Oftentimes the question arises as to whether or not the publisher of an investment newsletter is required to register as an investment adviser. Section 202(a)(11) of the Investment Advisers Act of 1940 (the “Act”) broadly defines an investment adviser as “any person who, for compensation engages in the business of advising others, either directly or through publications or writings, as to the value of securities or as to the advisability of investing in, purchasing, or selling securities, or who, for compensation and as part of a regular business, issues or promulgates analyses or reports concerning securities.” On first reading this definition, it may appear as though a publisher would fall within this general definition. However, specifically excluded from the definition is “the publisher of any bona fide newspaper, news magazine or business or financial publication of general and regular circulation.” This exemption is often referred to as the “publisher’s exemption,” and its purpose is to ensure First Amendment protection of financial and investment publications.
In Lowe v. Securities and Exchange Commission, the US Supreme Court allowed the petitioners to publish investment advice and commentary in newsletters without registering as investment advisers so long as:
- The publication only offers impersonal advice, not tailored to individual needs of a specific client or group;
- The publication is “bona fide,” meaning it is a “genuine” publication in that it contains disinterested commentary and analysis as opposed to promotional materials disseminated by a “tout”; and
- The publication is published regularly, and not just in response to events affecting the securities industry.

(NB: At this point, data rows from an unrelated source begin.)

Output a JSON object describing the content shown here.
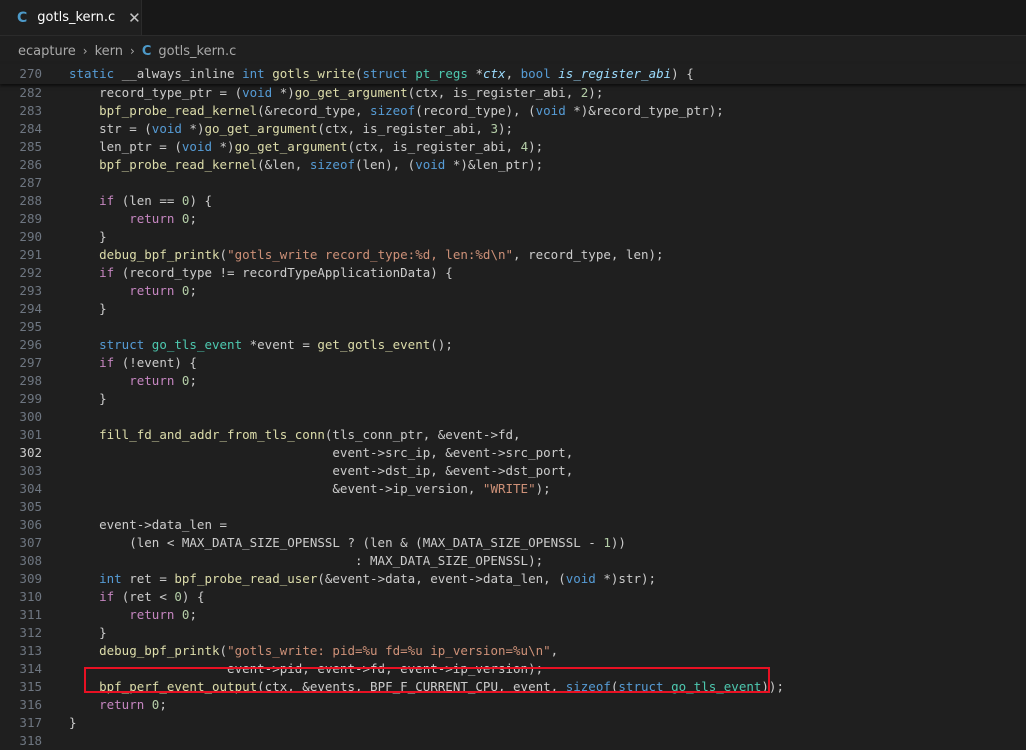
{
  "tab": {
    "icon": "C",
    "label": "gotls_kern.c",
    "close": "✕"
  },
  "breadcrumb": {
    "items": [
      "ecapture",
      "kern"
    ],
    "file_icon": "C",
    "file": "gotls_kern.c",
    "sep": "›"
  },
  "sticky": {
    "line": "270",
    "tokens": [
      [
        "k",
        "static "
      ],
      [
        "t",
        "__always_inline "
      ],
      [
        "k",
        "int "
      ],
      [
        "f",
        "gotls_write"
      ],
      [
        "t",
        "("
      ],
      [
        "k",
        "struct "
      ],
      [
        "ty",
        "pt_regs "
      ],
      [
        "t",
        "*"
      ],
      [
        "pi",
        "ctx"
      ],
      [
        "t",
        ", "
      ],
      [
        "k",
        "bool "
      ],
      [
        "pi",
        "is_register_abi"
      ],
      [
        "t",
        ") {"
      ]
    ]
  },
  "lines": [
    {
      "n": "282",
      "tokens": [
        [
          "t",
          "    record_type_ptr = ("
        ],
        [
          "k",
          "void"
        ],
        [
          "t",
          " *)"
        ],
        [
          "f",
          "go_get_argument"
        ],
        [
          "t",
          "(ctx, is_register_abi, "
        ],
        [
          "n",
          "2"
        ],
        [
          "t",
          ");"
        ]
      ]
    },
    {
      "n": "283",
      "tokens": [
        [
          "t",
          "    "
        ],
        [
          "f",
          "bpf_probe_read_kernel"
        ],
        [
          "t",
          "(&record_type, "
        ],
        [
          "k",
          "sizeof"
        ],
        [
          "t",
          "(record_type), ("
        ],
        [
          "k",
          "void"
        ],
        [
          "t",
          " *)&record_type_ptr);"
        ]
      ]
    },
    {
      "n": "284",
      "tokens": [
        [
          "t",
          "    str = ("
        ],
        [
          "k",
          "void"
        ],
        [
          "t",
          " *)"
        ],
        [
          "f",
          "go_get_argument"
        ],
        [
          "t",
          "(ctx, is_register_abi, "
        ],
        [
          "n",
          "3"
        ],
        [
          "t",
          ");"
        ]
      ]
    },
    {
      "n": "285",
      "tokens": [
        [
          "t",
          "    len_ptr = ("
        ],
        [
          "k",
          "void"
        ],
        [
          "t",
          " *)"
        ],
        [
          "f",
          "go_get_argument"
        ],
        [
          "t",
          "(ctx, is_register_abi, "
        ],
        [
          "n",
          "4"
        ],
        [
          "t",
          ");"
        ]
      ]
    },
    {
      "n": "286",
      "tokens": [
        [
          "t",
          "    "
        ],
        [
          "f",
          "bpf_probe_read_kernel"
        ],
        [
          "t",
          "(&len, "
        ],
        [
          "k",
          "sizeof"
        ],
        [
          "t",
          "(len), ("
        ],
        [
          "k",
          "void"
        ],
        [
          "t",
          " *)&len_ptr);"
        ]
      ]
    },
    {
      "n": "287",
      "tokens": []
    },
    {
      "n": "288",
      "tokens": [
        [
          "t",
          "    "
        ],
        [
          "kw",
          "if"
        ],
        [
          "t",
          " (len == "
        ],
        [
          "n",
          "0"
        ],
        [
          "t",
          ") {"
        ]
      ]
    },
    {
      "n": "289",
      "tokens": [
        [
          "t",
          "        "
        ],
        [
          "kw",
          "return"
        ],
        [
          "t",
          " "
        ],
        [
          "n",
          "0"
        ],
        [
          "t",
          ";"
        ]
      ]
    },
    {
      "n": "290",
      "tokens": [
        [
          "t",
          "    }"
        ]
      ]
    },
    {
      "n": "291",
      "tokens": [
        [
          "t",
          "    "
        ],
        [
          "f",
          "debug_bpf_printk"
        ],
        [
          "t",
          "("
        ],
        [
          "s",
          "\"gotls_write record_type:%d, len:%d\\n\""
        ],
        [
          "t",
          ", record_type, len);"
        ]
      ]
    },
    {
      "n": "292",
      "tokens": [
        [
          "t",
          "    "
        ],
        [
          "kw",
          "if"
        ],
        [
          "t",
          " (record_type != recordTypeApplicationData) {"
        ]
      ]
    },
    {
      "n": "293",
      "tokens": [
        [
          "t",
          "        "
        ],
        [
          "kw",
          "return"
        ],
        [
          "t",
          " "
        ],
        [
          "n",
          "0"
        ],
        [
          "t",
          ";"
        ]
      ]
    },
    {
      "n": "294",
      "tokens": [
        [
          "t",
          "    }"
        ]
      ]
    },
    {
      "n": "295",
      "tokens": []
    },
    {
      "n": "296",
      "tokens": [
        [
          "t",
          "    "
        ],
        [
          "k",
          "struct"
        ],
        [
          "t",
          " "
        ],
        [
          "ty",
          "go_tls_event"
        ],
        [
          "t",
          " *event = "
        ],
        [
          "f",
          "get_gotls_event"
        ],
        [
          "t",
          "();"
        ]
      ]
    },
    {
      "n": "297",
      "tokens": [
        [
          "t",
          "    "
        ],
        [
          "kw",
          "if"
        ],
        [
          "t",
          " (!event) {"
        ]
      ]
    },
    {
      "n": "298",
      "tokens": [
        [
          "t",
          "        "
        ],
        [
          "kw",
          "return"
        ],
        [
          "t",
          " "
        ],
        [
          "n",
          "0"
        ],
        [
          "t",
          ";"
        ]
      ]
    },
    {
      "n": "299",
      "tokens": [
        [
          "t",
          "    }"
        ]
      ]
    },
    {
      "n": "300",
      "tokens": []
    },
    {
      "n": "301",
      "tokens": [
        [
          "t",
          "    "
        ],
        [
          "f",
          "fill_fd_and_addr_from_tls_conn"
        ],
        [
          "t",
          "(tls_conn_ptr, &event->fd,"
        ]
      ]
    },
    {
      "n": "302",
      "active": true,
      "tokens": [
        [
          "t",
          "                                   event->src_ip, &event->src_port,"
        ]
      ]
    },
    {
      "n": "303",
      "tokens": [
        [
          "t",
          "                                   event->dst_ip, &event->dst_port,"
        ]
      ]
    },
    {
      "n": "304",
      "tokens": [
        [
          "t",
          "                                   &event->ip_version, "
        ],
        [
          "s",
          "\"WRITE\""
        ],
        [
          "t",
          ");"
        ]
      ]
    },
    {
      "n": "305",
      "tokens": []
    },
    {
      "n": "306",
      "tokens": [
        [
          "t",
          "    event->data_len ="
        ]
      ]
    },
    {
      "n": "307",
      "tokens": [
        [
          "t",
          "        (len < MAX_DATA_SIZE_OPENSSL ? (len & (MAX_DATA_SIZE_OPENSSL - "
        ],
        [
          "n",
          "1"
        ],
        [
          "t",
          "))"
        ]
      ]
    },
    {
      "n": "308",
      "tokens": [
        [
          "t",
          "                                      : MAX_DATA_SIZE_OPENSSL);"
        ]
      ]
    },
    {
      "n": "309",
      "tokens": [
        [
          "t",
          "    "
        ],
        [
          "k",
          "int"
        ],
        [
          "t",
          " ret = "
        ],
        [
          "f",
          "bpf_probe_read_user"
        ],
        [
          "t",
          "(&event->data, event->data_len, ("
        ],
        [
          "k",
          "void"
        ],
        [
          "t",
          " *)str);"
        ]
      ]
    },
    {
      "n": "310",
      "tokens": [
        [
          "t",
          "    "
        ],
        [
          "kw",
          "if"
        ],
        [
          "t",
          " (ret < "
        ],
        [
          "n",
          "0"
        ],
        [
          "t",
          ") {"
        ]
      ]
    },
    {
      "n": "311",
      "tokens": [
        [
          "t",
          "        "
        ],
        [
          "kw",
          "return"
        ],
        [
          "t",
          " "
        ],
        [
          "n",
          "0"
        ],
        [
          "t",
          ";"
        ]
      ]
    },
    {
      "n": "312",
      "tokens": [
        [
          "t",
          "    }"
        ]
      ]
    },
    {
      "n": "313",
      "tokens": [
        [
          "t",
          "    "
        ],
        [
          "f",
          "debug_bpf_printk"
        ],
        [
          "t",
          "("
        ],
        [
          "s",
          "\"gotls_write: pid=%u fd=%u ip_version=%u\\n\""
        ],
        [
          "t",
          ","
        ]
      ]
    },
    {
      "n": "314",
      "tokens": [
        [
          "t",
          "                     event->pid, event->fd, event->ip_version);"
        ]
      ]
    },
    {
      "n": "315",
      "tokens": [
        [
          "t",
          "    "
        ],
        [
          "f",
          "bpf_perf_event_output"
        ],
        [
          "t",
          "(ctx, &events, BPF_F_CURRENT_CPU, event, "
        ],
        [
          "k",
          "sizeof"
        ],
        [
          "t",
          "("
        ],
        [
          "k",
          "struct"
        ],
        [
          "t",
          " "
        ],
        [
          "ty",
          "go_tls_event"
        ],
        [
          "t",
          "));"
        ]
      ]
    },
    {
      "n": "316",
      "tokens": [
        [
          "t",
          "    "
        ],
        [
          "kw",
          "return"
        ],
        [
          "t",
          " "
        ],
        [
          "n",
          "0"
        ],
        [
          "t",
          ";"
        ]
      ]
    },
    {
      "n": "317",
      "tokens": [
        [
          "t",
          "}"
        ]
      ]
    },
    {
      "n": "318",
      "tokens": []
    }
  ]
}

While the Lowe case establishes the basis of the “publisher’s exemption,” other cases have further limited the scope of the exemption. For instance, In the Matter of Weiss Research Inc., the SEC argued that Weiss Research was precluded from relying on the exclusion because they effectively had investment discretion on behalf of its auto-trading subscribers. Furthermore, in SEC v Yun Soo Oh Park, the SEC alleged that a website operator was an adviser due to (1) his “touting” of stock in which he had an interest, (2) the defendant’s use of individualized emails, and (3) the website being geared towards a particular category of individuals rather than the general public.
As seen, while the publisher’s exemption may allow certain publishers from having to register as advisers, each case is fact specific and requires scrutiny. For further information about this, or other related topics, please contact us at (619) 298-2880, or at email@example.com.